What you can do

Once you’ve finished rearranging and grouping the notes, you can export them in Microsoft Excel and Powerpoint formats, or as a PDF or image. These can be will be exported via email or to the popular Evernote app, and when you export them each Post-It note can be manipulated individually. For example, in Excel, each note will feature as an image in a separate cell in Excel.

Exporting to Excel converts each post-it note to a cell.

Exporting to Excel converts each post-it note to a cell.

However, there’s a handful of features that you’d expect from an app like this that are missing. Unfortunately those are the features that would make it far more useful.

What you can’t do

You can’t add new notes. Taken a photo of a heap of notes after your very important meeting and want to add another digitally on the train later? You can’t.

There’s also no option to activate OCR in the app, so it has no idea what each note says, which automatically puts it a few steps behind the (many) apps that do. This means the more notes you have, the harder they are to find and as a result the app rapidly becomes less useful the more you use it.

It would also be useful if the app could recognize and read the name of a Post-it note group. We wrote a nice clear heading on our board before capturing the image, which it should really use as an initial group name. Again – the lack of OCR capabilities hinders the app once again.

Furthermore, what the majority of leading note apps base their value around is multi-device sync. Work across devices.
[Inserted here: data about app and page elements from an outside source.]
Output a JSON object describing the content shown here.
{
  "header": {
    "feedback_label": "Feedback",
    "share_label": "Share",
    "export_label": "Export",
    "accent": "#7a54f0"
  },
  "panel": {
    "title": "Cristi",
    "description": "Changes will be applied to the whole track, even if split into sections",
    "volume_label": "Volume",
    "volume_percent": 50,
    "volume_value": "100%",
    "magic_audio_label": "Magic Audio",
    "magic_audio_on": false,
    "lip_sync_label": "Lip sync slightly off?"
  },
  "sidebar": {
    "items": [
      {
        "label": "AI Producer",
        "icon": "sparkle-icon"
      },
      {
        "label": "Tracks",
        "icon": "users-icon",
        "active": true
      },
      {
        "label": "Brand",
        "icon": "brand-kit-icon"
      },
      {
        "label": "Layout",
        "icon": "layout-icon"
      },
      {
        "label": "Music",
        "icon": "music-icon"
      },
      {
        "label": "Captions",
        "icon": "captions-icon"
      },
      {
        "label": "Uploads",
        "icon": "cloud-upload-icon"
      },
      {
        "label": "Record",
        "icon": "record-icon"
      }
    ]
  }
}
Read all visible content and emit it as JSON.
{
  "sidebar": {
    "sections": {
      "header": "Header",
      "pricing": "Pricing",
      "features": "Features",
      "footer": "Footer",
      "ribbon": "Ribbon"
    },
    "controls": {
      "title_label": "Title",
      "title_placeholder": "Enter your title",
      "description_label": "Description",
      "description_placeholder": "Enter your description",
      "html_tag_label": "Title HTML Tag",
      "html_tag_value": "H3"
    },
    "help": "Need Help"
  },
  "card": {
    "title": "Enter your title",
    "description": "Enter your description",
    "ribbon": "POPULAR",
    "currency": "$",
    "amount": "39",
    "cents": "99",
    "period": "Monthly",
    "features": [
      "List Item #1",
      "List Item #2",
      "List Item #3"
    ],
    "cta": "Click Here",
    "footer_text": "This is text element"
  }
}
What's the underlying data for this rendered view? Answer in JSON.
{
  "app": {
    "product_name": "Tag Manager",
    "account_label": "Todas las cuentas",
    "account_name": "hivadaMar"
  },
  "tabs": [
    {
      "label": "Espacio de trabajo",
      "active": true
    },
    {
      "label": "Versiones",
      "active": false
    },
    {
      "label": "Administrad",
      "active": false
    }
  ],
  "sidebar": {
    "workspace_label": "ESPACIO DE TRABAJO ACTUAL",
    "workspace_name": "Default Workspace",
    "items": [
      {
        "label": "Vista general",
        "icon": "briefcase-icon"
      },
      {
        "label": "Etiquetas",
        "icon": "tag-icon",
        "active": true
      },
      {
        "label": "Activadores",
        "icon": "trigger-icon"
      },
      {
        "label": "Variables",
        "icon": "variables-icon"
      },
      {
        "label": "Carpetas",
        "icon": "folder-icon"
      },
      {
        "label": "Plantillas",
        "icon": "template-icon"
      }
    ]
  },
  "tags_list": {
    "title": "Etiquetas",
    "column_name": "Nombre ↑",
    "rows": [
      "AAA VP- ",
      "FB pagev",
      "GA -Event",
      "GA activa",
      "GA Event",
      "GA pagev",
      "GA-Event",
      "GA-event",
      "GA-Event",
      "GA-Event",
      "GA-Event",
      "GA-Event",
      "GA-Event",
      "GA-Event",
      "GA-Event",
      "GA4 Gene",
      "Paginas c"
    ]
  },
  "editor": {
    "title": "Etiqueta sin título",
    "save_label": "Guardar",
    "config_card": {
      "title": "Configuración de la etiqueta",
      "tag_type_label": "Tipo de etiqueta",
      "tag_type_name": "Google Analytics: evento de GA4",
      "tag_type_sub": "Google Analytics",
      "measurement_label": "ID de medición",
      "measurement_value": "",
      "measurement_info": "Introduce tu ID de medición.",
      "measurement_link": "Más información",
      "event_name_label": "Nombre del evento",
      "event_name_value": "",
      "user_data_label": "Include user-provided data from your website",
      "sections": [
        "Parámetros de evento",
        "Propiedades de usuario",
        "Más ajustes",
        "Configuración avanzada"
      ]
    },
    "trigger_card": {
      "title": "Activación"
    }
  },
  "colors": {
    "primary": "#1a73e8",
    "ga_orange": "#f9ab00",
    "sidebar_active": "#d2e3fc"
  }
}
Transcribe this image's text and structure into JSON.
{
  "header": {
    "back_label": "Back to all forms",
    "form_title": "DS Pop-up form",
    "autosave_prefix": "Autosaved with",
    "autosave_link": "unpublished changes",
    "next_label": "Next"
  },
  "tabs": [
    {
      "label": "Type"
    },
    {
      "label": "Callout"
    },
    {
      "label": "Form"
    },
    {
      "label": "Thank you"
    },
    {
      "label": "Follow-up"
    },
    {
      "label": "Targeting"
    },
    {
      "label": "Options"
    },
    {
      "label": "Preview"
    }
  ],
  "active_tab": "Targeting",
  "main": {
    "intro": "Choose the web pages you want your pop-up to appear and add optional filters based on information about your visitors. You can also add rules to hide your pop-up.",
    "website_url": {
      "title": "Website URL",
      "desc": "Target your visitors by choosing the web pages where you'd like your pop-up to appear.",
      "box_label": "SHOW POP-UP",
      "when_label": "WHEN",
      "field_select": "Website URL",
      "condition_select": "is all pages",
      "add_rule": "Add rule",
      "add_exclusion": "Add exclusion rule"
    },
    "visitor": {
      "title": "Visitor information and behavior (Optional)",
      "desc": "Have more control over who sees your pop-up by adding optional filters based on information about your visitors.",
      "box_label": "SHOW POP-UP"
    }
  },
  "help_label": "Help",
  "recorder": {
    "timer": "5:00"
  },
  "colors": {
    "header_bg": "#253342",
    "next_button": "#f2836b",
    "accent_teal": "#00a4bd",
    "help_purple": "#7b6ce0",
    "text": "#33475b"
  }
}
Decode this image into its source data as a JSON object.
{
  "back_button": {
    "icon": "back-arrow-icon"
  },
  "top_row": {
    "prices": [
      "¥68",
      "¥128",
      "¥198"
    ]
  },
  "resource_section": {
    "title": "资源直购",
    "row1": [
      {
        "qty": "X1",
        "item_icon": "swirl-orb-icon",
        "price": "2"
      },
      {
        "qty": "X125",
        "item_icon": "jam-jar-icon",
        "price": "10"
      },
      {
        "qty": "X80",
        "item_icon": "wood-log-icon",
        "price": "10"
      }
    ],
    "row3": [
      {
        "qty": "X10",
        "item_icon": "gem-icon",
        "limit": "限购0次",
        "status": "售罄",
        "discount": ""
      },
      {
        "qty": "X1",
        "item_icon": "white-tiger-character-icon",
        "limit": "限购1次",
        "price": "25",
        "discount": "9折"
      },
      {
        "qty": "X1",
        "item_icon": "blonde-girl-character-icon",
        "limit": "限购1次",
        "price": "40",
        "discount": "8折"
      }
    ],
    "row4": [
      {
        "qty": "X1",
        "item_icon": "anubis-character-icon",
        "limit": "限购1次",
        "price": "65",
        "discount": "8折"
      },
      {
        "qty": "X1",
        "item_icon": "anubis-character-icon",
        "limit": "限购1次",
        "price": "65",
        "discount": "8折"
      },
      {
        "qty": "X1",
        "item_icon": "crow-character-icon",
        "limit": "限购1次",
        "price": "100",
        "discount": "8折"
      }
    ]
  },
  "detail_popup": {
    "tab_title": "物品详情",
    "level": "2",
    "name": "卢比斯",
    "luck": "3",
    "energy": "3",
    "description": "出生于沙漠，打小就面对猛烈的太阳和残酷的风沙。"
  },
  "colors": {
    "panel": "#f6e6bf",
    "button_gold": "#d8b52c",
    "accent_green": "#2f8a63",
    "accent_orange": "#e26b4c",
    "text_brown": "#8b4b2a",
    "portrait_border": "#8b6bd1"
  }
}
While Post-it Plus is available on both iPad and iPhone, it doesn’t sync between the two.

Once captured, you can move individual notes around and create new groups.

Once captured, you can move individual notes around and create new groups.

As the app had been promoted so heavily by Apple we were expecting more, but it looks like a case of promoting an app because it’s from a famous brand, rather than because it’s actually of any use.

Post-it Notes plus might just become useful if OCR and additional features were added in the future. Until then, we’ll stick with the camera app.